======== LISTED RECORDS

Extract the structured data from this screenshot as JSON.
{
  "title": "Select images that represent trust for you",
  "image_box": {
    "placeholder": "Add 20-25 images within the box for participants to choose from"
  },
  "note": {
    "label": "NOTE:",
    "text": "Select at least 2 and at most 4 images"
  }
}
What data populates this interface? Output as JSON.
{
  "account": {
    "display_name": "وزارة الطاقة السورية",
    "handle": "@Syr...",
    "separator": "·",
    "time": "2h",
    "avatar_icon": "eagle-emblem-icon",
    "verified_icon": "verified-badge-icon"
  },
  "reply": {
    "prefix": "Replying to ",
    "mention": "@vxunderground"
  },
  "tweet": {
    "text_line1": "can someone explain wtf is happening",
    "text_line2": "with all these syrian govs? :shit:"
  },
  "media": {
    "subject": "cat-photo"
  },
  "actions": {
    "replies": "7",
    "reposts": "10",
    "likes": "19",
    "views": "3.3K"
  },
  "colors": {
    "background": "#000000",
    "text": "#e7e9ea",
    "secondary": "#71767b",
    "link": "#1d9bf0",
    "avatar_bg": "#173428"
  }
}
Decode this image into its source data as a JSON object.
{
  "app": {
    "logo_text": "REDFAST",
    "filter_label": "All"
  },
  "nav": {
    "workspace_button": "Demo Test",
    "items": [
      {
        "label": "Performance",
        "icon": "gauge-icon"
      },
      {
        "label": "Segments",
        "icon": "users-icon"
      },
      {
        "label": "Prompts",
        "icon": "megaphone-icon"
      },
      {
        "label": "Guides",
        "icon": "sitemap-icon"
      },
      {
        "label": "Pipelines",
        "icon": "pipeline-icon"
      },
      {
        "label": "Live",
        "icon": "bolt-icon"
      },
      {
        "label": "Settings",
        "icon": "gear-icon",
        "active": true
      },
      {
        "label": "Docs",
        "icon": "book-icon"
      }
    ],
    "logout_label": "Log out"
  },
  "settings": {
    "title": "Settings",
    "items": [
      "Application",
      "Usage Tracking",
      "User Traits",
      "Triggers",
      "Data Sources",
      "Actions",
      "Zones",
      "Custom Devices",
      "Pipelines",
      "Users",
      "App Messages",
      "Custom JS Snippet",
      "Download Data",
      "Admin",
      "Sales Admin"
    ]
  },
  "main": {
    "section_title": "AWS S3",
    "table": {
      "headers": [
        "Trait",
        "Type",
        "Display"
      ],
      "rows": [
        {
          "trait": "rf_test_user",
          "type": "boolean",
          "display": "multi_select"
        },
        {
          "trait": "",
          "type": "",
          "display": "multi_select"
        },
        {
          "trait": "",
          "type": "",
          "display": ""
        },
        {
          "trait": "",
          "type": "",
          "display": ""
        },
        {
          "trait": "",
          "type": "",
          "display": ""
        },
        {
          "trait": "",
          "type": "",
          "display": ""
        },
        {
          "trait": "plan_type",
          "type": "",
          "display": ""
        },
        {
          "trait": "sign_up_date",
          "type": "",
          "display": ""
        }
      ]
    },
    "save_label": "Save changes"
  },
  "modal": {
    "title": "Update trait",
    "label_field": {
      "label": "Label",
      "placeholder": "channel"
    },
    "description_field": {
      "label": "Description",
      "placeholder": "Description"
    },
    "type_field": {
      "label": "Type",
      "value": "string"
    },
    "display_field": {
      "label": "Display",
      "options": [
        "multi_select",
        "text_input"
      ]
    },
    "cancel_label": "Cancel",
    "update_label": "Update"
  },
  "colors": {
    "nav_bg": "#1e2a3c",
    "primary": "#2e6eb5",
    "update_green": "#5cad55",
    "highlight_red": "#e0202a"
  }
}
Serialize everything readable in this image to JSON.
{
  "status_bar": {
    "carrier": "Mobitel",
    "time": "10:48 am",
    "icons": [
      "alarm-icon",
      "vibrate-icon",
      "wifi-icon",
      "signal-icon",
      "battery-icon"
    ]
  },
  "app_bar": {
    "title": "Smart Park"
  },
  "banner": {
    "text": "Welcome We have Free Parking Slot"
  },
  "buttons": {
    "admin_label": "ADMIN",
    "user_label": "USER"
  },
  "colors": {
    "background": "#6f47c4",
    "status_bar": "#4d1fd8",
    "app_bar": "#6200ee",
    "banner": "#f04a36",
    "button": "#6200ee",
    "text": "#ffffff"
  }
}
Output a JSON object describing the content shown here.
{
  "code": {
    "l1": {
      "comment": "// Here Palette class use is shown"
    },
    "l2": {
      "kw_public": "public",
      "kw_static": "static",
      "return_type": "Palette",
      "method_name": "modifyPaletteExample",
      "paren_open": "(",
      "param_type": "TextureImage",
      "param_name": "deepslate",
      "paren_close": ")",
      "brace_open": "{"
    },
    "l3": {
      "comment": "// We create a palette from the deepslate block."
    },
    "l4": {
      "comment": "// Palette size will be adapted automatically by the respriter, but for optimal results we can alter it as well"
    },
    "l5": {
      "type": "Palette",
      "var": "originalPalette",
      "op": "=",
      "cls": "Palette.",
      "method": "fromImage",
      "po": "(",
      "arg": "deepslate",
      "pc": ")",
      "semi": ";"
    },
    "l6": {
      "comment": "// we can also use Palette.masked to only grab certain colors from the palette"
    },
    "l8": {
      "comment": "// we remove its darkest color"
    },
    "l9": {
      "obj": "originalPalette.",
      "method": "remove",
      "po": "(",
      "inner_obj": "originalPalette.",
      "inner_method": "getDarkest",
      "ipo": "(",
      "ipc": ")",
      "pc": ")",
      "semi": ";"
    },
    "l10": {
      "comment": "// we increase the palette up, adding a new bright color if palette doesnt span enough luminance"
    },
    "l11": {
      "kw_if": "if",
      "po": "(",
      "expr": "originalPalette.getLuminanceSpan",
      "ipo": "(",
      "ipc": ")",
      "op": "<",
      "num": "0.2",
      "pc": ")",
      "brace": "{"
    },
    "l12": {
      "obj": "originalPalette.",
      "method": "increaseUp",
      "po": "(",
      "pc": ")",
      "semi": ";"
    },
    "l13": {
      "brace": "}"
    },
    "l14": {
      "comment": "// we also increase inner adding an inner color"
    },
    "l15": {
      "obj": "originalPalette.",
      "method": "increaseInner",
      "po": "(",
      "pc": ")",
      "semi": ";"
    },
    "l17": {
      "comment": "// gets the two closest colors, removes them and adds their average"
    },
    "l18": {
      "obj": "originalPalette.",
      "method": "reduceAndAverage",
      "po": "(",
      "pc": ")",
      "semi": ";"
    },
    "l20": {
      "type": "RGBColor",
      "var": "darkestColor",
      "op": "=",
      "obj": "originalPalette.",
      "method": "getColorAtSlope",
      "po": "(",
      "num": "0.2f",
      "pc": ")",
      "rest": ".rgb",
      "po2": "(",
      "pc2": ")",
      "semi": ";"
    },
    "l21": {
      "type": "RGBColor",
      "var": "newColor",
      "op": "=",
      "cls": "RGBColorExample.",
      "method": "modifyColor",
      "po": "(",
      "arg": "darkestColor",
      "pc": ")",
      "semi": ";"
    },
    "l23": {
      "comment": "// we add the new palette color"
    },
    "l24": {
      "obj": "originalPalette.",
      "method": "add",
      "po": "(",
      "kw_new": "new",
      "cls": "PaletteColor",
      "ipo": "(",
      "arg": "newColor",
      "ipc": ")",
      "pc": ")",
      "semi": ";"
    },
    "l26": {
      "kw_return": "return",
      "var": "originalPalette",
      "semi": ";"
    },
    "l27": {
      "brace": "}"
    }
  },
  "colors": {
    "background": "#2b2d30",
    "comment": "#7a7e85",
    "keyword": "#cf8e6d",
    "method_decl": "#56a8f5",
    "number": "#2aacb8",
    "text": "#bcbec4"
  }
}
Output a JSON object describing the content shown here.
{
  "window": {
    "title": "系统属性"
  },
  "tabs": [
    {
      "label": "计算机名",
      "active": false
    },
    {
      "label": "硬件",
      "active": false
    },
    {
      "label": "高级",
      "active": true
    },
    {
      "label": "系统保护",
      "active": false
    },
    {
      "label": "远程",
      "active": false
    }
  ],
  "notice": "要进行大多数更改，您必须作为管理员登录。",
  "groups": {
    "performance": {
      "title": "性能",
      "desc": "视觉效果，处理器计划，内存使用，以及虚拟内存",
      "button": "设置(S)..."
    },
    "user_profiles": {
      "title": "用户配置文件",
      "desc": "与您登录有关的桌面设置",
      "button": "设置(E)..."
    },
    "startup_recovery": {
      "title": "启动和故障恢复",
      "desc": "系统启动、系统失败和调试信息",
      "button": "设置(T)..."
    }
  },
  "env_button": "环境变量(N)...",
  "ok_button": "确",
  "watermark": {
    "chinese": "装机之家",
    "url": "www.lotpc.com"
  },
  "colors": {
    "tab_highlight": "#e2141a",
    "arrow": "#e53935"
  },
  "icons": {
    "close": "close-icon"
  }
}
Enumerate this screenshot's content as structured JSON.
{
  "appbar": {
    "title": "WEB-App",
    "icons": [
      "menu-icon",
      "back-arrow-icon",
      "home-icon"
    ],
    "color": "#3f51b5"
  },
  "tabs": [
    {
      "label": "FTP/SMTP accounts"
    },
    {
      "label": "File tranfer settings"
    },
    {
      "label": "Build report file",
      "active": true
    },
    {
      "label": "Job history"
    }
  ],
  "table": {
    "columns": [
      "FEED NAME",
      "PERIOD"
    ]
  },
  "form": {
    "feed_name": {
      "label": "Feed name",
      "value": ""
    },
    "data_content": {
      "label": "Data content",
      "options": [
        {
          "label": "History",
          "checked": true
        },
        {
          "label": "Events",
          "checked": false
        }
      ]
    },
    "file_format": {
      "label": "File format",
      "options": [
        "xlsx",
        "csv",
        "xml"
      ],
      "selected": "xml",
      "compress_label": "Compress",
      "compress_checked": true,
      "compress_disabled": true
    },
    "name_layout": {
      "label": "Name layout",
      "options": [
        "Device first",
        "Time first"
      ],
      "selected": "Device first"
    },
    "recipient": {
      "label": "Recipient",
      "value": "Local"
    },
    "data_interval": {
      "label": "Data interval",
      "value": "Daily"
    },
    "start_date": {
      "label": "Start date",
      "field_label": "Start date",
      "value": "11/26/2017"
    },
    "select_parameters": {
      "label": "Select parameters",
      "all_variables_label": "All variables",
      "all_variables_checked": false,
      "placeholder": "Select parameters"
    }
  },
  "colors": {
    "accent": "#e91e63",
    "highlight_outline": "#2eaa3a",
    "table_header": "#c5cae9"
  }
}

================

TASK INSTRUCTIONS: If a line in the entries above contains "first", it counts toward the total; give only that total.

RESULT OF THE EXERCISE: 3